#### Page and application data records
____________
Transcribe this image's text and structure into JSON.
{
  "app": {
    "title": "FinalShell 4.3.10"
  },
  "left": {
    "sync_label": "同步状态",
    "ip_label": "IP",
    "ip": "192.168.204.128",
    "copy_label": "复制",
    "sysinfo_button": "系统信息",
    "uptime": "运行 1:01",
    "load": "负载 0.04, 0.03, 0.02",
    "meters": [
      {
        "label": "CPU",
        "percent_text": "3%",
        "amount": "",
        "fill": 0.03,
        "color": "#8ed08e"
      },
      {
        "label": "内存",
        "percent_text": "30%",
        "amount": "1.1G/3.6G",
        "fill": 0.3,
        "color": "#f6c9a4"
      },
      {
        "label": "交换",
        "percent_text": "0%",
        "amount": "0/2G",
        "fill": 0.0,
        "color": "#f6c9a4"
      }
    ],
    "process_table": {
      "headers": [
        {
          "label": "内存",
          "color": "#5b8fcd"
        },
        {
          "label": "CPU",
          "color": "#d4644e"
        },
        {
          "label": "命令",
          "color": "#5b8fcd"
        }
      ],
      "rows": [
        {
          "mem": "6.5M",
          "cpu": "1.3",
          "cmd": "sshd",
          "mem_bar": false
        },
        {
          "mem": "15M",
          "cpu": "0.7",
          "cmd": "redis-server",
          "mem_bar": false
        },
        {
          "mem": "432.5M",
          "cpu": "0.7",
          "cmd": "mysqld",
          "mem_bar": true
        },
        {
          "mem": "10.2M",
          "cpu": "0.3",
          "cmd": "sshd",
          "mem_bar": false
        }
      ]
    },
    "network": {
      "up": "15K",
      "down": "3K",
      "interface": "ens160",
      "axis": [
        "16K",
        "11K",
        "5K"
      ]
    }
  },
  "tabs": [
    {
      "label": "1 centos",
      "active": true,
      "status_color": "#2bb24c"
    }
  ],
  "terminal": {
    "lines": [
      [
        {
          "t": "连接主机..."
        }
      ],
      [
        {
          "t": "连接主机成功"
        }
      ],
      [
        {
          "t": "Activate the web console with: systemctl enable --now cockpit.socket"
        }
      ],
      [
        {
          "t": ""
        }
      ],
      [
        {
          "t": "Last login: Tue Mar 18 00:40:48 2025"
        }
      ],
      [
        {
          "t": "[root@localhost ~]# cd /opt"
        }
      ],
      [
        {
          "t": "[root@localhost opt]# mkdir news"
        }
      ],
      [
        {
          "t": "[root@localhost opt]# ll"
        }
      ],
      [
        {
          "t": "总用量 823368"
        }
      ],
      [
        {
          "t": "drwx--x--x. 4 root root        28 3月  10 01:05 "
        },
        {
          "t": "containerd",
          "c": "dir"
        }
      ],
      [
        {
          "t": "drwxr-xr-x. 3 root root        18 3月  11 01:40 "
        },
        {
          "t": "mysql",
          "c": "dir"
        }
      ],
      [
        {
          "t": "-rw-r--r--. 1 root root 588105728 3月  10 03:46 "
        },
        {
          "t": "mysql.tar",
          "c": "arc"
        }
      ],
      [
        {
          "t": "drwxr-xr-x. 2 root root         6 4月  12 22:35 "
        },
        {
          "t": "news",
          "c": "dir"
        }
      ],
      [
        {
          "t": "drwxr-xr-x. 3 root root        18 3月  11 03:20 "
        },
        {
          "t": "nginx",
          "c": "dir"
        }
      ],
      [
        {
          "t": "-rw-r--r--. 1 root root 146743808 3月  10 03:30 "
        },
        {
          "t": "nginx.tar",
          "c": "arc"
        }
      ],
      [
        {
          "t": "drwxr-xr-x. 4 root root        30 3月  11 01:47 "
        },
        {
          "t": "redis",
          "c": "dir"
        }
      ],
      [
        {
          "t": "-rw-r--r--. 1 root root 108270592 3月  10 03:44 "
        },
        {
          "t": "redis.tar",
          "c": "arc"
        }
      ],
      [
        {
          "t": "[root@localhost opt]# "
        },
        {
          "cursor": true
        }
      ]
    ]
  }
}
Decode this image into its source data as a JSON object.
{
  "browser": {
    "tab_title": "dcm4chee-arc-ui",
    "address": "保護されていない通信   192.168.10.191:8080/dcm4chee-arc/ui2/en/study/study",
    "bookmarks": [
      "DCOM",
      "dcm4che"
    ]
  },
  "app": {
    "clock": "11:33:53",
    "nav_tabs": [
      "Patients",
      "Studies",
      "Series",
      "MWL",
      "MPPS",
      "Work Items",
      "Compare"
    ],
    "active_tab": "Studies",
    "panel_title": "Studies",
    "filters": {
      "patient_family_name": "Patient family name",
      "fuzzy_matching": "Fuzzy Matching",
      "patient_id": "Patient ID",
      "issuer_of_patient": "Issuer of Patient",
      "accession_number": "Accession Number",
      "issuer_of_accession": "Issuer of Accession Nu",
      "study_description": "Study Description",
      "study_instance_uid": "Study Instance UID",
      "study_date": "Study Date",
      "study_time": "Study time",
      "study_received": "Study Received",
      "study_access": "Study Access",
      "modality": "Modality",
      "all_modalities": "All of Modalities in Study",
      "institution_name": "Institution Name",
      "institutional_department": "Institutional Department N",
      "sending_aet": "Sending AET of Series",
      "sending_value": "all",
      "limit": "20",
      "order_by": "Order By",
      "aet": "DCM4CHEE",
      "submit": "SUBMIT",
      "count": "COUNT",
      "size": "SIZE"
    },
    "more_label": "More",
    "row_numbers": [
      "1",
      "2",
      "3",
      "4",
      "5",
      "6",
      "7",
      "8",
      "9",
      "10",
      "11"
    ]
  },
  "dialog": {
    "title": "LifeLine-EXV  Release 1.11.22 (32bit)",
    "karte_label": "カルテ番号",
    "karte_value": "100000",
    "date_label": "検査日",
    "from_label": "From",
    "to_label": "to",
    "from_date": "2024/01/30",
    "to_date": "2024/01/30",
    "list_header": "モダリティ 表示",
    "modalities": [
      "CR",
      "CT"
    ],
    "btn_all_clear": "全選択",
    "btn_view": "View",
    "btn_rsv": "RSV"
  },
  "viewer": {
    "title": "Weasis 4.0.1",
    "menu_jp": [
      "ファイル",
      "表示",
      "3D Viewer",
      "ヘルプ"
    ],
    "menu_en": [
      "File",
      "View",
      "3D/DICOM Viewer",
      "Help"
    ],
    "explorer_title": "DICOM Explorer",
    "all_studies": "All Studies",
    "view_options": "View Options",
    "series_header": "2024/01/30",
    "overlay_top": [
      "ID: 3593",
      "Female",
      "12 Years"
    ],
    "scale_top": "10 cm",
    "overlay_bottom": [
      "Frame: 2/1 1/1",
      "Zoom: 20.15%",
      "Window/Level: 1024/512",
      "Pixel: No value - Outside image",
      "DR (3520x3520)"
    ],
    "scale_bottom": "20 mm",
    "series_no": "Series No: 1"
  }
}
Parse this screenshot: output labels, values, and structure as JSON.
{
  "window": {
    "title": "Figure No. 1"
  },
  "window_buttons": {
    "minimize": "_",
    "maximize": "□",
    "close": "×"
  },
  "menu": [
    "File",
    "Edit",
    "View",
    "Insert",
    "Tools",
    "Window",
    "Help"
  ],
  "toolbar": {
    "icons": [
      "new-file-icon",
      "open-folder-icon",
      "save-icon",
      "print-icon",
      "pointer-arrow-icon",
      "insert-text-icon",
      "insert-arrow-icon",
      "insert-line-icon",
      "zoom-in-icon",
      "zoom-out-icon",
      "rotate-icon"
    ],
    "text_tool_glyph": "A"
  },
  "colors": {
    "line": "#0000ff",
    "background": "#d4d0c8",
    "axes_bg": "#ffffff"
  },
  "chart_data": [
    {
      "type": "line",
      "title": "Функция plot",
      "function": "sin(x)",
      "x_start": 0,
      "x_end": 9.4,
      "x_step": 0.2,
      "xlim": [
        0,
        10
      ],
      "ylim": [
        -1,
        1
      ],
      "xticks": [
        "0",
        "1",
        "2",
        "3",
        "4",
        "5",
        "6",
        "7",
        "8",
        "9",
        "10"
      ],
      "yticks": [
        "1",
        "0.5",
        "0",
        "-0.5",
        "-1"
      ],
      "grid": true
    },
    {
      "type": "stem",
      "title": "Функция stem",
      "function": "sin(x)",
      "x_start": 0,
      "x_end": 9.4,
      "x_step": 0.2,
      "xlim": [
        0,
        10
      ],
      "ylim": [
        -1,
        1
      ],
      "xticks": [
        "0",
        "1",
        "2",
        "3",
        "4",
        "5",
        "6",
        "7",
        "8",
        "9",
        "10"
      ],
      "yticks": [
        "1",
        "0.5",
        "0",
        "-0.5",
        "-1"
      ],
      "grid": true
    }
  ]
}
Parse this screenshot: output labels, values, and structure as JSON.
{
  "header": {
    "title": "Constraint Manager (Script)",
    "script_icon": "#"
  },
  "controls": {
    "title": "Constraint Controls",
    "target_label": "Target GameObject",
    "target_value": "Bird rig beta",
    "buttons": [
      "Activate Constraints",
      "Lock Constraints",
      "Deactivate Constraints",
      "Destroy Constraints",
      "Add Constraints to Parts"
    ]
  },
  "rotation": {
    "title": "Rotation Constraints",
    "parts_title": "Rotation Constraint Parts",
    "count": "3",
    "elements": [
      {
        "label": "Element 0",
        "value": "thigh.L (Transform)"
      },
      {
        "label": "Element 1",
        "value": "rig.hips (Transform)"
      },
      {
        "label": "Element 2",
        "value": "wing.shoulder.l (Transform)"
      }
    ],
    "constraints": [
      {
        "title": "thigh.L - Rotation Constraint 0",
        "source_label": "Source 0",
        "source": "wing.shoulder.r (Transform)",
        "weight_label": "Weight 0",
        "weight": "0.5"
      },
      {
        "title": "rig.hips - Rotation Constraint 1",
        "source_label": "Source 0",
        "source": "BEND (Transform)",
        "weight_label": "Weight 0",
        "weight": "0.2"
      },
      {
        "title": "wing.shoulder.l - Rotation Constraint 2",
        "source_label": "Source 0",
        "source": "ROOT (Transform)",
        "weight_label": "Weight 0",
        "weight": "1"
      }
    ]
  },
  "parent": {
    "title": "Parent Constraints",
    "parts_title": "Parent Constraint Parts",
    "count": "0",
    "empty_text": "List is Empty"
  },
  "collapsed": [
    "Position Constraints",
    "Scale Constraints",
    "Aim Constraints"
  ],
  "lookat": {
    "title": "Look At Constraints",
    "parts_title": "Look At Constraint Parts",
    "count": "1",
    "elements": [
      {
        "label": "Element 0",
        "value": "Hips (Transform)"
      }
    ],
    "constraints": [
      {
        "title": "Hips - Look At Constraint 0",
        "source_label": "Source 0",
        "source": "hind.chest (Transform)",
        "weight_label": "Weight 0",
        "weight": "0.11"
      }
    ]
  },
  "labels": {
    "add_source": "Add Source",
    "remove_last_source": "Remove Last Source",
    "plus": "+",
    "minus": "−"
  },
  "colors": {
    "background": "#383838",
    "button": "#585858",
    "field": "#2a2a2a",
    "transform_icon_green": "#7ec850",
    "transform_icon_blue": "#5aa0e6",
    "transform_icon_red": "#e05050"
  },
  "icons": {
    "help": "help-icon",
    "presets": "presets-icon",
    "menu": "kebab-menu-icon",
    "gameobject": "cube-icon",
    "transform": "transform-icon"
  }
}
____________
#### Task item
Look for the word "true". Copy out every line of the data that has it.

#### Written reply
          "mem_bar": true
      "active": true,
          "cursor": true
      "grid": true
      "grid": true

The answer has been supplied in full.